Ultimately the fiber will loop through the city's manufacturing district. Zapata said this will put San Leandro in a select group of cities like Palo Alto, Santa Clara, Santa Monica, Chattanooga and Kansas City that are wired for futuristic fields like medical research, advanced manufacturing and robotics.
Rounding out Zapata's economic triangle is the Shoreline Marina Project -- a proposed office and residential development that is further back in the planning process but could galvanize the city's western flank.
Business people tend toward caution. It's tough to meet today's payroll with retail dollars not yet been spent. Nor can job seekers find employment at whiz-bang firms that are, as yet, only a gleam in city planners' eyes.
Questions were raised about crime and graffiti. Streets get more potholed by the day. The city's public school system is challenged, to say the least. (The school board is currently seeking a $39 per-parcel tax that requires a two-third vote in November. Monday night the City Council approved a resolution in support of that tax, Measure L.)
So there are opportunities and problems. What do you think?

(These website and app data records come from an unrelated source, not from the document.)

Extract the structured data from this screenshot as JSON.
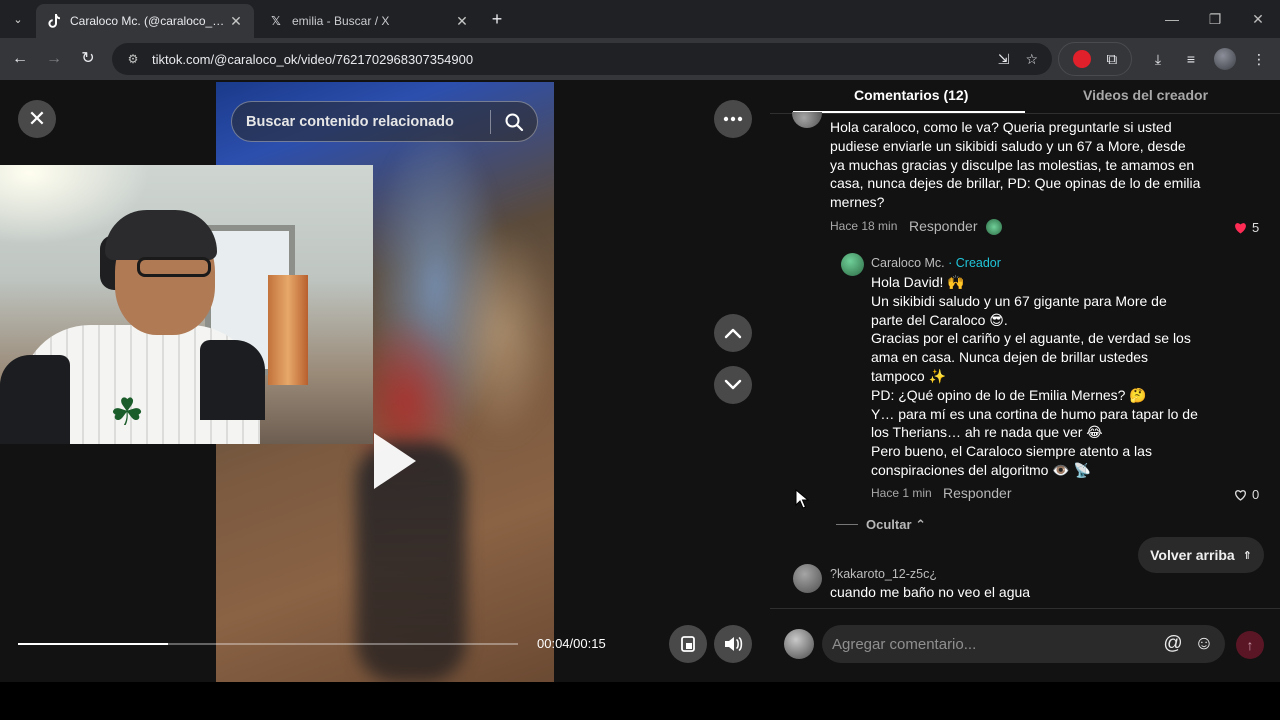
{
  "browser": {
    "tabs": [
      {
        "title": "Caraloco Mc. (@caraloco_ok) | T",
        "favicon": "tiktok-icon",
        "active": true
      },
      {
        "title": "emilia - Buscar / X",
        "favicon": "x-icon",
        "active": false
      }
    ],
    "url": "tiktok.com/@caraloco_ok/video/7621702968307354900"
  },
  "video": {
    "search_placeholder": "Buscar contenido relacionado",
    "time": "00:04/00:15",
    "progress": 0.3
  },
  "panel": {
    "tab_comments": "Comentarios (12)",
    "tab_creator_videos": "Videos del creador",
    "comment1": {
      "text": "Hola caraloco, como le va? Queria preguntarle si usted\npudiese enviarle un sikibidi saludo y un 67 a More, desde\nya muchas gracias y disculpe las molestias, te amamos en\ncasa, nunca dejes de brillar, PD: Que opinas de lo de emilia\nmernes?",
      "time": "Hace 18 min",
      "reply_label": "Responder",
      "likes": "5"
    },
    "reply1": {
      "user": "Caraloco Mc.",
      "badge": "· Creador",
      "text": "Hola David! 🙌\nUn sikibidi saludo y un 67 gigante para More de\nparte del Caraloco 😎.\nGracias por el cariño y el aguante, de verdad se los\nama en casa. Nunca dejen de brillar ustedes\ntampoco ✨\nPD: ¿Qué opino de lo de Emilia Mernes? 🤔\nY… para mí es una cortina de humo para tapar lo de\nlos Therians… ah re nada que ver 😂\nPero bueno, el Caraloco siempre atento a las\nconspiraciones del algoritmo 👁️ 📡",
      "time": "Hace 1 min",
      "reply_label": "Responder",
      "likes": "0"
    },
    "hide_label": "Ocultar",
    "back_to_top": "Volver arriba",
    "comment2": {
      "user": "?kakaroto_12-z5c¿",
      "text": "cuando me baño no veo el agua"
    },
    "input_placeholder": "Agregar comentario..."
  },
  "colors": {
    "accent_like": "#fe2c55",
    "creator_badge": "#20c5d9"
  }
}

Is San Leandro poised for an economic transformation? And will current businesses and residents benefit? How?